The recall campaign has said it has garnered more than 2 million signatures.

If at least 1,495,709 are verified by April 29, then this will prompt a recall vote.

Newsom conceded in March that such a vote is likely.

"Well, the reality is it looks like it's going on the ballot, and so we're ready to go," he said at a news conference last month. "We will fight it. We will defeat it."

He has vowed to fight what he has branded a "Republican recall," tweeting in March: "I won't be distracted by this partisan, Republican recall—but I will fight it.

"There is too much at stake."

He has received backing from prominent Democratic lawmakers, including Vice President Kamala Harris.

The recall campaign has taken issue with a number of Newsom's stances, including questioning COVID-19 lockdowns.

Newsom came under fire last year after attending a birthday dinner he conceded breached the "spirit" of the lockdown rules he had set.

Newsom has detailed his aim for California to be fully re-open by June 15. He has denied the recall push against him has influenced his decision on this matter.

"Absolutely not," Newsom told CBS' This Morning when this was put to him. "In fact, quite the contrary.
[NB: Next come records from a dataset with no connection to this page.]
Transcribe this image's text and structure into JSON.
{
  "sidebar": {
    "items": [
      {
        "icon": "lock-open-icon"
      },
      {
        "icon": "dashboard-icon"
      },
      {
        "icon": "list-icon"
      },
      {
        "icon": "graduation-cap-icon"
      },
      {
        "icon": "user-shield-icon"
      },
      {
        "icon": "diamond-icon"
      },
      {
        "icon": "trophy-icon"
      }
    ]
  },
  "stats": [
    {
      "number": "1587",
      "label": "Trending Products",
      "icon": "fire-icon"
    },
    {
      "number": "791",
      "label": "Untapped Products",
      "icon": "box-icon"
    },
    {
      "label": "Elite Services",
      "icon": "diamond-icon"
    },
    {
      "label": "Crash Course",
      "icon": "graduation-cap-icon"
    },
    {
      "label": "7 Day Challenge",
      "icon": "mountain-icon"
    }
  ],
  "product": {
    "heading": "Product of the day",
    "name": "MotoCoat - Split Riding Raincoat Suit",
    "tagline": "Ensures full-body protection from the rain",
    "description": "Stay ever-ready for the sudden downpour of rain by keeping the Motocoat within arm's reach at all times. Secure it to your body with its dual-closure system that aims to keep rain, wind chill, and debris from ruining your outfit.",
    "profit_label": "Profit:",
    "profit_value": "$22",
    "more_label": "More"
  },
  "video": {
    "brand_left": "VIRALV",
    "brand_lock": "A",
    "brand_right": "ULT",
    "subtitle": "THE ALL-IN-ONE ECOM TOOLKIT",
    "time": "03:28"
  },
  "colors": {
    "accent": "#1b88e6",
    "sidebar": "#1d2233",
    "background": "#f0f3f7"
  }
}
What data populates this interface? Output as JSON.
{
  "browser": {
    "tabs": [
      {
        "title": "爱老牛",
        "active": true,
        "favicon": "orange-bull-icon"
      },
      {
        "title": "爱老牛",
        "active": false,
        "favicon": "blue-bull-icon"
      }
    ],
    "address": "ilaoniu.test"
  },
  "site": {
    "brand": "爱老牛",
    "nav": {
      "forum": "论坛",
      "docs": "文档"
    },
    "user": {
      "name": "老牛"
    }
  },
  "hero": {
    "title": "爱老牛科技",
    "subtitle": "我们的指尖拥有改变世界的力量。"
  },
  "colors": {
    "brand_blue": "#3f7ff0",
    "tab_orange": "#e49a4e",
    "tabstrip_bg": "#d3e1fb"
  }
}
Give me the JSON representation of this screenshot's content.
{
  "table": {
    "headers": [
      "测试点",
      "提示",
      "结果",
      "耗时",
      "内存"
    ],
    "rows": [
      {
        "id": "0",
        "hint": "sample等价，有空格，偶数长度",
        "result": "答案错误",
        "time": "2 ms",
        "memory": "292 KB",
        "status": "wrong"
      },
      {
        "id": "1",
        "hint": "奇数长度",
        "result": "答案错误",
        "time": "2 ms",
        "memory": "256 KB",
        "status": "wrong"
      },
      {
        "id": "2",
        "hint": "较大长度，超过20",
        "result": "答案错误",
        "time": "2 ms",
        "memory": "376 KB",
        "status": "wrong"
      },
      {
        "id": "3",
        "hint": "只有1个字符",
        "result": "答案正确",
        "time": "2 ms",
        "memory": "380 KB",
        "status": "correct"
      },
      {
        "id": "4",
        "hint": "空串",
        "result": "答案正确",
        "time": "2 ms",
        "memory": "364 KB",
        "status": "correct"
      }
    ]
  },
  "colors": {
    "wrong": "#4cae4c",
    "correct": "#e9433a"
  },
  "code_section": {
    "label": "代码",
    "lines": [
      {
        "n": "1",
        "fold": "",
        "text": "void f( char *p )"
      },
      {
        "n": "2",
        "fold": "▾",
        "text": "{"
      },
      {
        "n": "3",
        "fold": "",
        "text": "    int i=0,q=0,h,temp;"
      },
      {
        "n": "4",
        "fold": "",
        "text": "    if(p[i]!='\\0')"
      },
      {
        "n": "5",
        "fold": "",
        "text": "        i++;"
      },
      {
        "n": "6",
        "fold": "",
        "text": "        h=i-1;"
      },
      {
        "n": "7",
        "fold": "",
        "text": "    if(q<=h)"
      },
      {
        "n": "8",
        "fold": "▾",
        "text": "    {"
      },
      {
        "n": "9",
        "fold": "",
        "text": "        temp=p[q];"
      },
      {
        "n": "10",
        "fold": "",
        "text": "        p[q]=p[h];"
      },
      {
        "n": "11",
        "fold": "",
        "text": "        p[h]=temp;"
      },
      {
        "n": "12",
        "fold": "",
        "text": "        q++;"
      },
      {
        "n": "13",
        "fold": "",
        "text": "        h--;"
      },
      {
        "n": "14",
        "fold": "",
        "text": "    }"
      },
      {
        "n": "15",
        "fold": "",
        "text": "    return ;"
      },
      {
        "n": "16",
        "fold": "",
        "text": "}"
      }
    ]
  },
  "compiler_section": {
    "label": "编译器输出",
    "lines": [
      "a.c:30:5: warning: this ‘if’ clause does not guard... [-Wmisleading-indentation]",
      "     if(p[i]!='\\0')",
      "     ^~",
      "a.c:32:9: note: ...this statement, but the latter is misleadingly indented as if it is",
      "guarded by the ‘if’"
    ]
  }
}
We're just focused on the data, disease prevalence. I'm focused on what's actually happening on the ground."

Newsweek has contacted Newsom's office for a latest comment on the recall and its potential long-term political impact.

gavin newsom at vaccination clinic
California Gov. Gavin Newsom speaks during a news conference after touring the vaccination clinic at City College of San Francisco on April 06, 2021 in San Francisco, California. He is facing the prospect of a recall vote later in 2021. Justin Sullivan/Getty Images